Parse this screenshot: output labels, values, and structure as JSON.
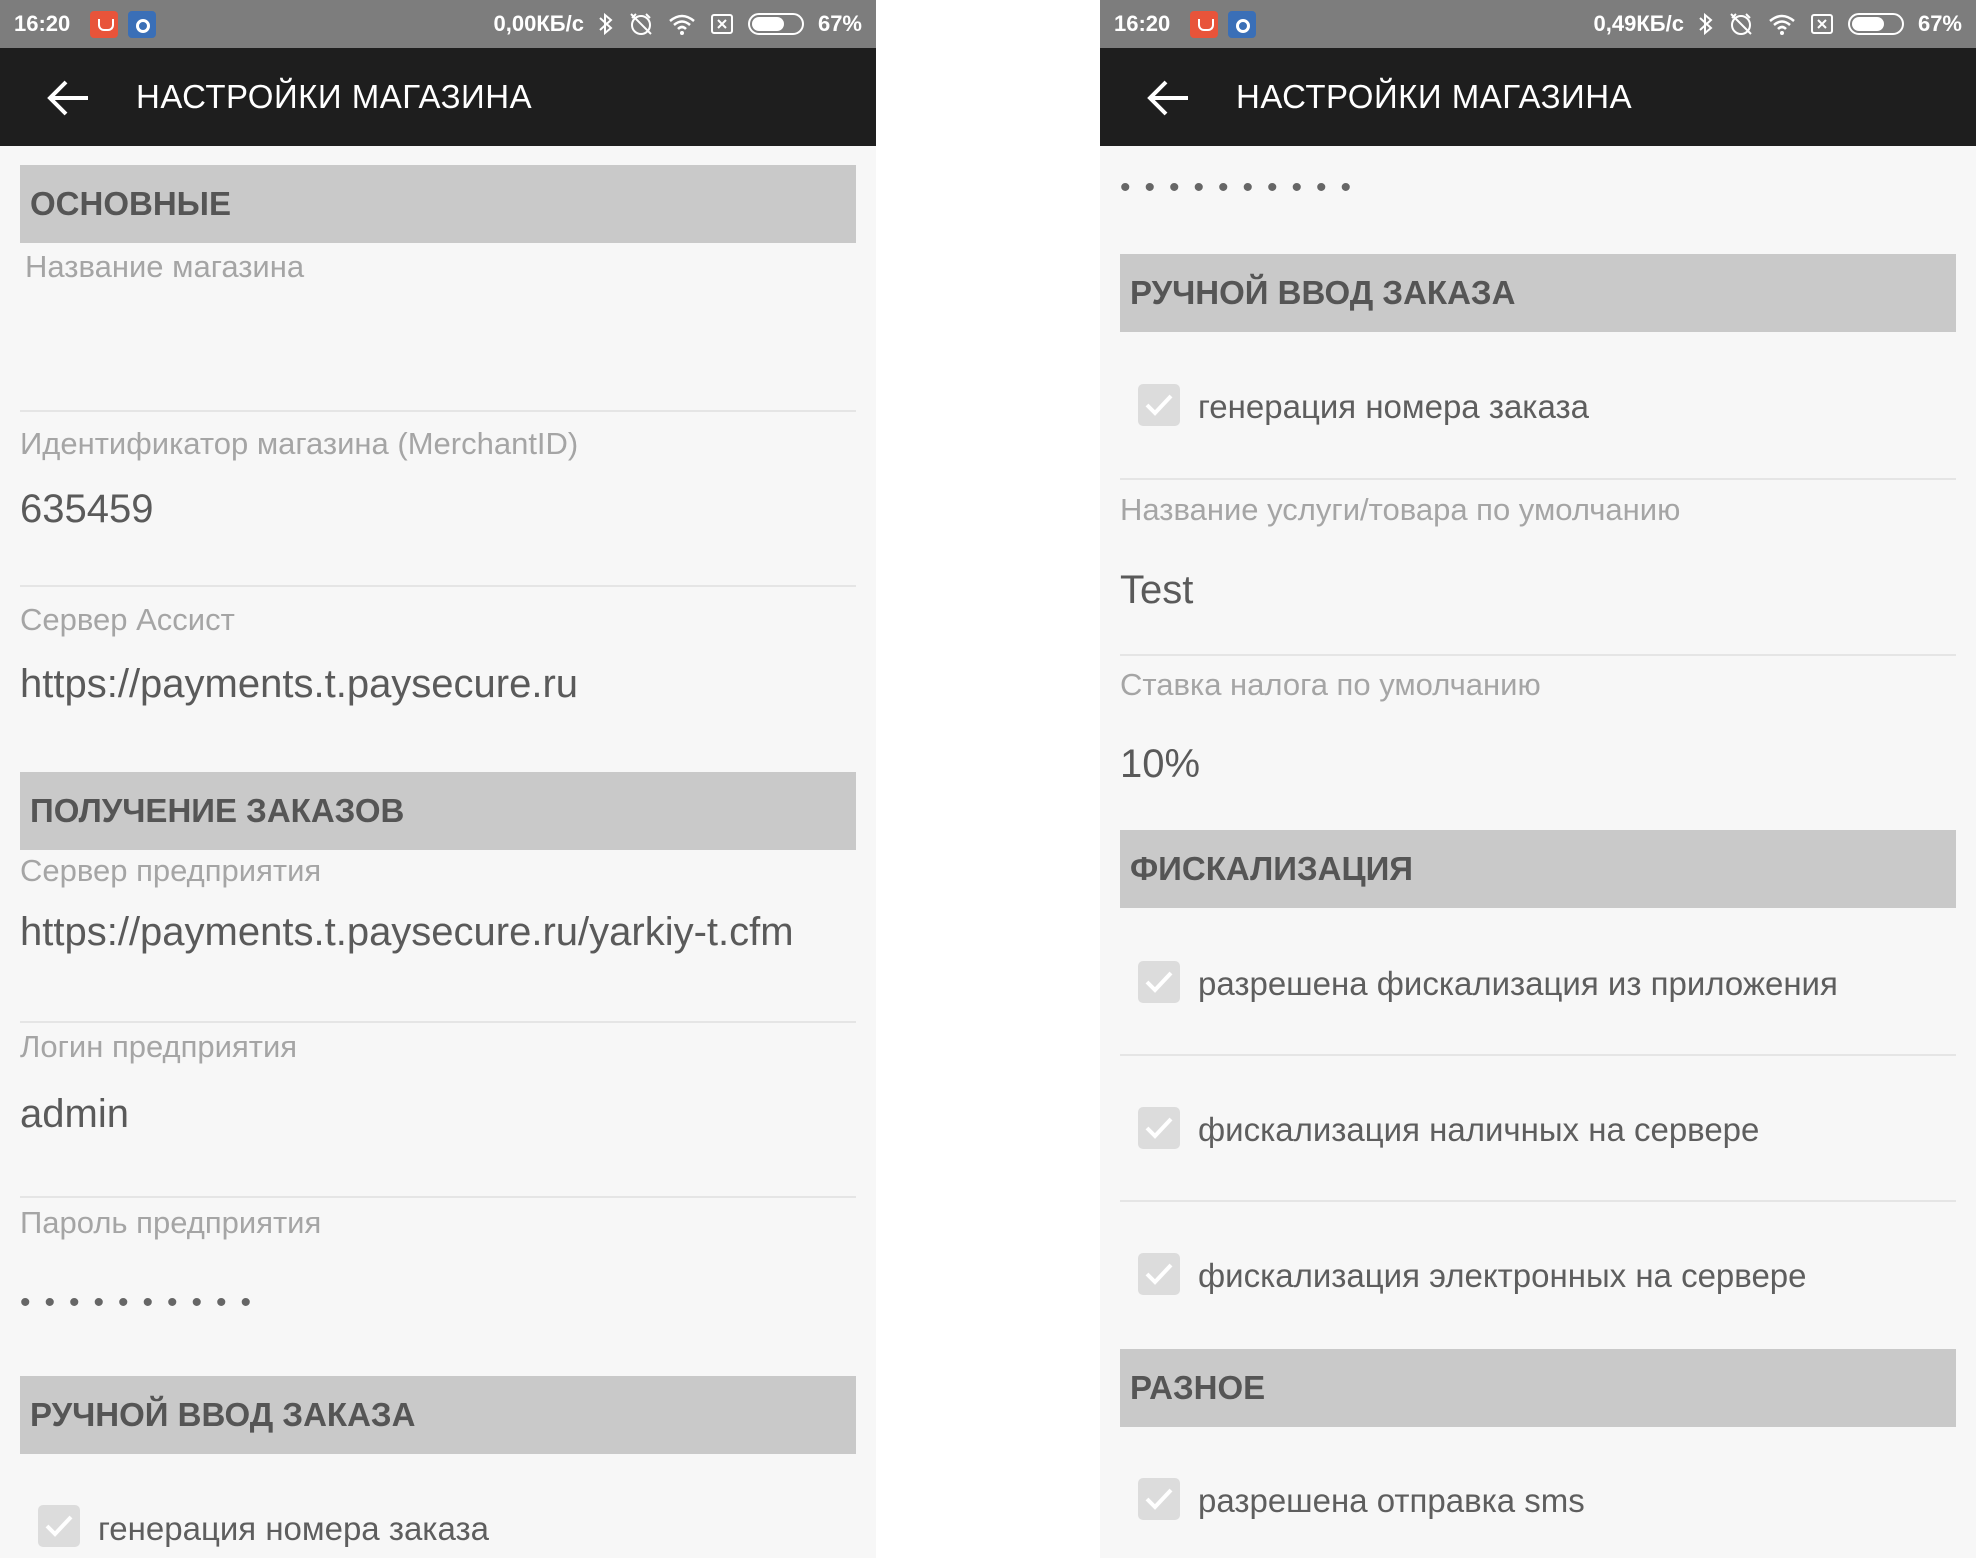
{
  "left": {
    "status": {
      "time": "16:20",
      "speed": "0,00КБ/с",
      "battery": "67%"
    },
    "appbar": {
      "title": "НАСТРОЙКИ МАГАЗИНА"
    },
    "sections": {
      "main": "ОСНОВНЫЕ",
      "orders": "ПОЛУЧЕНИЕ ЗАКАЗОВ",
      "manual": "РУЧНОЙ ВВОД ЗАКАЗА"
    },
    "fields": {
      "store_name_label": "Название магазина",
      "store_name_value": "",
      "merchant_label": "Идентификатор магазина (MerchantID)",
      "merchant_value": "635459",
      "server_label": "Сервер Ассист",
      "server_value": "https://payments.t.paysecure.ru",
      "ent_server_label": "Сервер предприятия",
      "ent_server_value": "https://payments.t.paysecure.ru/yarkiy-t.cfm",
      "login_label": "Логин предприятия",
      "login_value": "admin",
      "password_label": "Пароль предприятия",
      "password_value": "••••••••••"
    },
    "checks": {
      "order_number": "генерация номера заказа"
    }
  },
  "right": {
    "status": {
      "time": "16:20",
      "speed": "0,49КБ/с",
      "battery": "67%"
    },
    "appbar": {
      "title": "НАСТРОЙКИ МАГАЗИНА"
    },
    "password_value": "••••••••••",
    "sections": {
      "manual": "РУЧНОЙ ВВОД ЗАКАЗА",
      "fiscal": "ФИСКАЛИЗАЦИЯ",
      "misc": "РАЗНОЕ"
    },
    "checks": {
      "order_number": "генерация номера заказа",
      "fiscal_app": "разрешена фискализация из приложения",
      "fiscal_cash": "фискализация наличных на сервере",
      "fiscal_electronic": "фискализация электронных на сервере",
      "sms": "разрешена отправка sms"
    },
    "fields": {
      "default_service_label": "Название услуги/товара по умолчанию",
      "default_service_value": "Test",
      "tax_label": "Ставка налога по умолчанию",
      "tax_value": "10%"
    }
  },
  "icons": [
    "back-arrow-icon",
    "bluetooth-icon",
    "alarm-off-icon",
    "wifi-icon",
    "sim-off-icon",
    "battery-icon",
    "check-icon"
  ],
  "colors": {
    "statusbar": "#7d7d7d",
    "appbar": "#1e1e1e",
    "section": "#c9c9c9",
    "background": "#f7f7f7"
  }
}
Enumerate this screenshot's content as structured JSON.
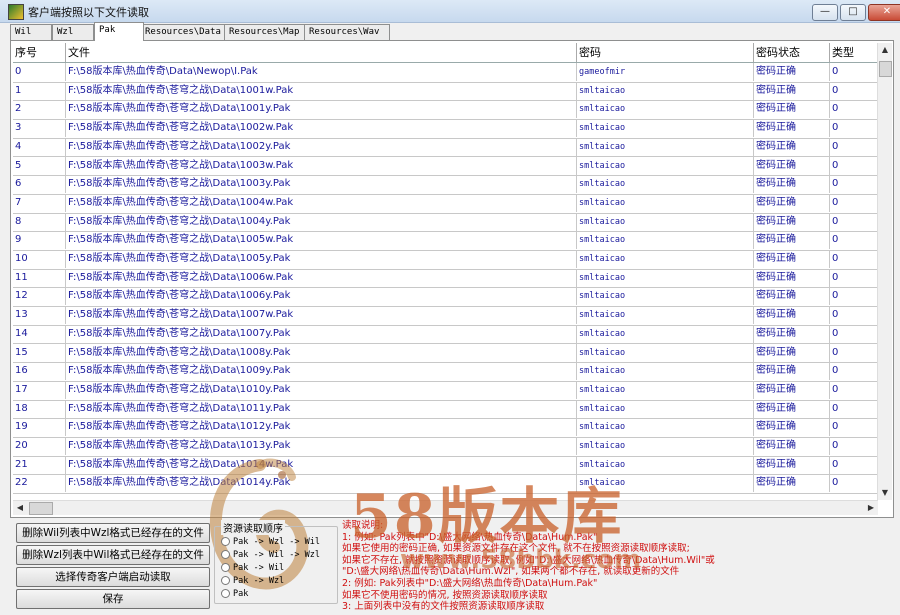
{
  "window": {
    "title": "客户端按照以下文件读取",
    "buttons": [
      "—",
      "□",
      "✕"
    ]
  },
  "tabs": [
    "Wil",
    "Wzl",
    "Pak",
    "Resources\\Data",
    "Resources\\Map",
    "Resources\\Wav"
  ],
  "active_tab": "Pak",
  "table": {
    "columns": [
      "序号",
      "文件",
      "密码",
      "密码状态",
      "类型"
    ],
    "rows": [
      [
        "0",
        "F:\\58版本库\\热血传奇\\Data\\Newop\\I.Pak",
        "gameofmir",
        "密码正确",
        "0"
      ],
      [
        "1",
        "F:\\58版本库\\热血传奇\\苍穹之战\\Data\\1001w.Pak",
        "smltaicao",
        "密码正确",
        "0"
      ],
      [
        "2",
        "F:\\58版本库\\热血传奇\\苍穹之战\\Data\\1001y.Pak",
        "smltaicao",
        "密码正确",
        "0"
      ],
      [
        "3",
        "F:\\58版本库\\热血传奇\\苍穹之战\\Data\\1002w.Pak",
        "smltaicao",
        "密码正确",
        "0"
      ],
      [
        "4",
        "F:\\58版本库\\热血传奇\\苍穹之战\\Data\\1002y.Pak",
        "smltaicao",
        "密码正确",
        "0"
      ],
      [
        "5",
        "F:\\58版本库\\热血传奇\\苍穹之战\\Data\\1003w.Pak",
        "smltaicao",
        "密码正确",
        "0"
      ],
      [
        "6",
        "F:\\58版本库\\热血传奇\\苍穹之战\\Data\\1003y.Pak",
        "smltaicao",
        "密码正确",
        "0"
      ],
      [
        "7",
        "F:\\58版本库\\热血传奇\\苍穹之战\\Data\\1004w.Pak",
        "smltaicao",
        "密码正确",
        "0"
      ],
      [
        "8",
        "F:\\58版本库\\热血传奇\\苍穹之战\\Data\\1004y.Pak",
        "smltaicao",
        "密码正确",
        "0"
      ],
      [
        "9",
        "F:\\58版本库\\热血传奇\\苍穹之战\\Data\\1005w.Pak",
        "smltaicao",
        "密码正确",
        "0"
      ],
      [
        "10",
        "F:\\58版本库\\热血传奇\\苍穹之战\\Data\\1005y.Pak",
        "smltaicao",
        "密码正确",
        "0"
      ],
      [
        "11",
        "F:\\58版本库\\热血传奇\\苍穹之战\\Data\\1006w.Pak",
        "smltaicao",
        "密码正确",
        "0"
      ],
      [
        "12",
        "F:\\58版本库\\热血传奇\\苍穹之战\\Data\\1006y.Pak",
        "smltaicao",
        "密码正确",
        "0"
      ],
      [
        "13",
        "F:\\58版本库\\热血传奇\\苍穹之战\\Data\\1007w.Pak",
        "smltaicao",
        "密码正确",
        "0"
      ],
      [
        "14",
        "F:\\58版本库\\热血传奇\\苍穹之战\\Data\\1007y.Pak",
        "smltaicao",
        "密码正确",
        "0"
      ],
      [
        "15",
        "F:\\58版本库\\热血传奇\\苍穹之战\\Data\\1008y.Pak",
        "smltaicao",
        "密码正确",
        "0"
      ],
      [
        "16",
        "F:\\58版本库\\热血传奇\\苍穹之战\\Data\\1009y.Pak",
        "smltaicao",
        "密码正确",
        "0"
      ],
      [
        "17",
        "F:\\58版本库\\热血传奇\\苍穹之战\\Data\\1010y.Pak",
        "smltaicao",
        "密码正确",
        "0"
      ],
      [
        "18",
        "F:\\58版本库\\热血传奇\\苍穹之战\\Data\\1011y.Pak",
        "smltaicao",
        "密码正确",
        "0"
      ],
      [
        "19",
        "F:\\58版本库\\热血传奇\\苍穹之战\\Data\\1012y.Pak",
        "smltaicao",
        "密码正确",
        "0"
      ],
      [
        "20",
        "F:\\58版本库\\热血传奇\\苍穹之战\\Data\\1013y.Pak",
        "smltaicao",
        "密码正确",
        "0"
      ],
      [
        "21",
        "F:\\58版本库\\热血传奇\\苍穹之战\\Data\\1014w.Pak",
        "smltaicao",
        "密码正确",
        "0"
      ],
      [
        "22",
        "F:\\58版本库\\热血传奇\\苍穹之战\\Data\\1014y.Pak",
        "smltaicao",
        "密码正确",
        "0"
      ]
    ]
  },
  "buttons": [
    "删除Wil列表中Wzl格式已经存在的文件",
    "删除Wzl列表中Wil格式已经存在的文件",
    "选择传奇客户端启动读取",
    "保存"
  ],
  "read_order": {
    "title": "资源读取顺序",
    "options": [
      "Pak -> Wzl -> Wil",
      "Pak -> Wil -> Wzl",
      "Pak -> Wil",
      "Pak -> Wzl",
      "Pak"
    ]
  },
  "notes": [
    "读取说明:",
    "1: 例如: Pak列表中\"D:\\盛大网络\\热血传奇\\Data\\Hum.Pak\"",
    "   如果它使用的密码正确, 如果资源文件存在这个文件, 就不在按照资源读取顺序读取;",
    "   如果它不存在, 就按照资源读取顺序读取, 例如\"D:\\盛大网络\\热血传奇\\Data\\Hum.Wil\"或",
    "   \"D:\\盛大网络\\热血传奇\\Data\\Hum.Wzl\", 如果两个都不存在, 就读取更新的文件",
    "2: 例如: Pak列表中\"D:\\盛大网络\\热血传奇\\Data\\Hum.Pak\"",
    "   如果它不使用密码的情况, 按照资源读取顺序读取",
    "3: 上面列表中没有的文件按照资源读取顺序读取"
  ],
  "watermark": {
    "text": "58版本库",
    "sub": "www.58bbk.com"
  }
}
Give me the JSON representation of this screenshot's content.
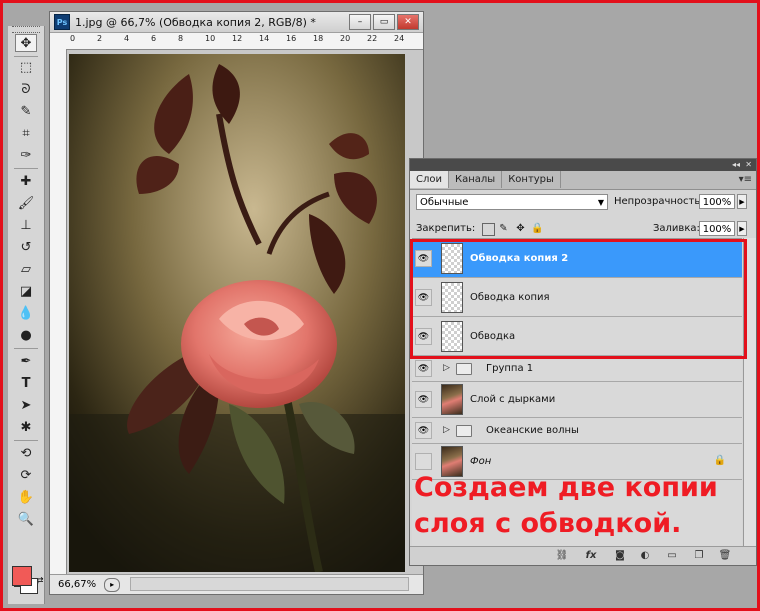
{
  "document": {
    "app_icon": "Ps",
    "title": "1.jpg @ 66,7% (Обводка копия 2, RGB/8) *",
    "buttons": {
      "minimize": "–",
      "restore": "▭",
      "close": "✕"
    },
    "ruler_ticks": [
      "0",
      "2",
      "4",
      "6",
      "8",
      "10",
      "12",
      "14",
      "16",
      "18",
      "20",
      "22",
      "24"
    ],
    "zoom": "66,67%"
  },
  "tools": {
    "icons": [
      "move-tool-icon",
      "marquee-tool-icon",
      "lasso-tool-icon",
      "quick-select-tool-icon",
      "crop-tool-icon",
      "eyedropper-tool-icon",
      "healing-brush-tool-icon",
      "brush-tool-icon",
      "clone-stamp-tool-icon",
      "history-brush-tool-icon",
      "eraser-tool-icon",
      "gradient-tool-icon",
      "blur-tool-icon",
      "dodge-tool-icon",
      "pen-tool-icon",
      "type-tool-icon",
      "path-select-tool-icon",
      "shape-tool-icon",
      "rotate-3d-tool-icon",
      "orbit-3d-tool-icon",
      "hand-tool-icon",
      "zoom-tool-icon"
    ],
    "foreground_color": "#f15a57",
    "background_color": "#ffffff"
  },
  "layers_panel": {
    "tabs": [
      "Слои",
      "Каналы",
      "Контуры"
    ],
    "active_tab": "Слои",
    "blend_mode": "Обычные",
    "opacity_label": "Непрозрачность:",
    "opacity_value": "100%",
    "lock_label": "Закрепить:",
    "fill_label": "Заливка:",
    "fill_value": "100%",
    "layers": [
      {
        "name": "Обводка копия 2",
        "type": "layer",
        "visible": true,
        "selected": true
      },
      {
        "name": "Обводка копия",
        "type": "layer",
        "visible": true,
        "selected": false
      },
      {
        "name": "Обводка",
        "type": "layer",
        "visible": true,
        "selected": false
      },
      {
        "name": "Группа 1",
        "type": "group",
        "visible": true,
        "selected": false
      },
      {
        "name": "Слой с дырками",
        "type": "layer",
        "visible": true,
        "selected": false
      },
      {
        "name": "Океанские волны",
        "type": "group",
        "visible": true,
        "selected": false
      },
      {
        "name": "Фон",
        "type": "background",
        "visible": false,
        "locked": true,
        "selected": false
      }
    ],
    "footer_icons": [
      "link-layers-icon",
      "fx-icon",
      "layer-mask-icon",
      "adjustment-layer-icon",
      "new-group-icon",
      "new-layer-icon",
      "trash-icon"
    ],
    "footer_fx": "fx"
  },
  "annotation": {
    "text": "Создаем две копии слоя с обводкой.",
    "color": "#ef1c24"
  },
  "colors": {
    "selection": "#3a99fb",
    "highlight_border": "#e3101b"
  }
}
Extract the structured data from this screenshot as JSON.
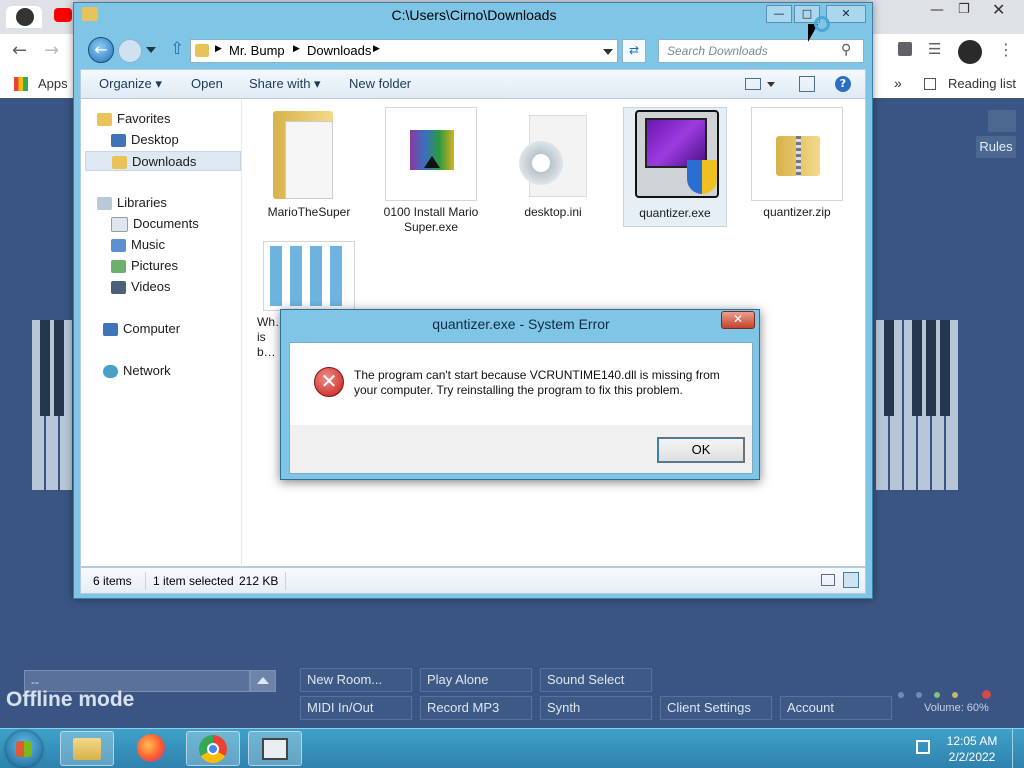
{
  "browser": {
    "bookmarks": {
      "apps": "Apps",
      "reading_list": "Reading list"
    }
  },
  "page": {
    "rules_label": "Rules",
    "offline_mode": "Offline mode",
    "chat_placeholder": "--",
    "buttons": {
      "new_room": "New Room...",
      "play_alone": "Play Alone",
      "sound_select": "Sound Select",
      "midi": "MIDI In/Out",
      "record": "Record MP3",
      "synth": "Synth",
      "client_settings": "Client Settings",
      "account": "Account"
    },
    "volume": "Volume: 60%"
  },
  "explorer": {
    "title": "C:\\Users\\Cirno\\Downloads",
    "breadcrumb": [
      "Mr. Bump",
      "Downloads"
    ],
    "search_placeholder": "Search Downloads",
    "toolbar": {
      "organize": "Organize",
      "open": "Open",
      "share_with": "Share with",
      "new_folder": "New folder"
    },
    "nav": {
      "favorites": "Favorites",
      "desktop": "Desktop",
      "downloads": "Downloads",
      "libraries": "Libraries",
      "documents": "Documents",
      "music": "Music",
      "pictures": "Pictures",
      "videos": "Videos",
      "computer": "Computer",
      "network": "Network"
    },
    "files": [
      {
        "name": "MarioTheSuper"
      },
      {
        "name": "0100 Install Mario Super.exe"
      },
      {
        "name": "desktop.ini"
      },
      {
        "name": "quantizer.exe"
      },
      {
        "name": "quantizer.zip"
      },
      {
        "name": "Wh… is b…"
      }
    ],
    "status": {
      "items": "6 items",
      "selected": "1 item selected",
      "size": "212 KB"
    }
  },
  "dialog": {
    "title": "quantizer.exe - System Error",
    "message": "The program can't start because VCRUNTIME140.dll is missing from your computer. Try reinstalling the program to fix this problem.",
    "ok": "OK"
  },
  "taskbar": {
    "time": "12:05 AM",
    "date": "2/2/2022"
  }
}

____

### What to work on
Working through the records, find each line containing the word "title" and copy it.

### Written solution
      "title": "НАСТРОЙКИ МАГАЗИНА"
      "title": "НАСТРОЙКИ МАГАЗИНА"
    "title": "客户端按照以下文件读取",
    "title": "资源读取顺序",
    "title": "1.jpg @ 66,7% (Обводка копия 2, RGB/8) *",
    "title": "C:\\Users\\Cirno\\Downloads",
    "title": "quantizer.exe - System Error",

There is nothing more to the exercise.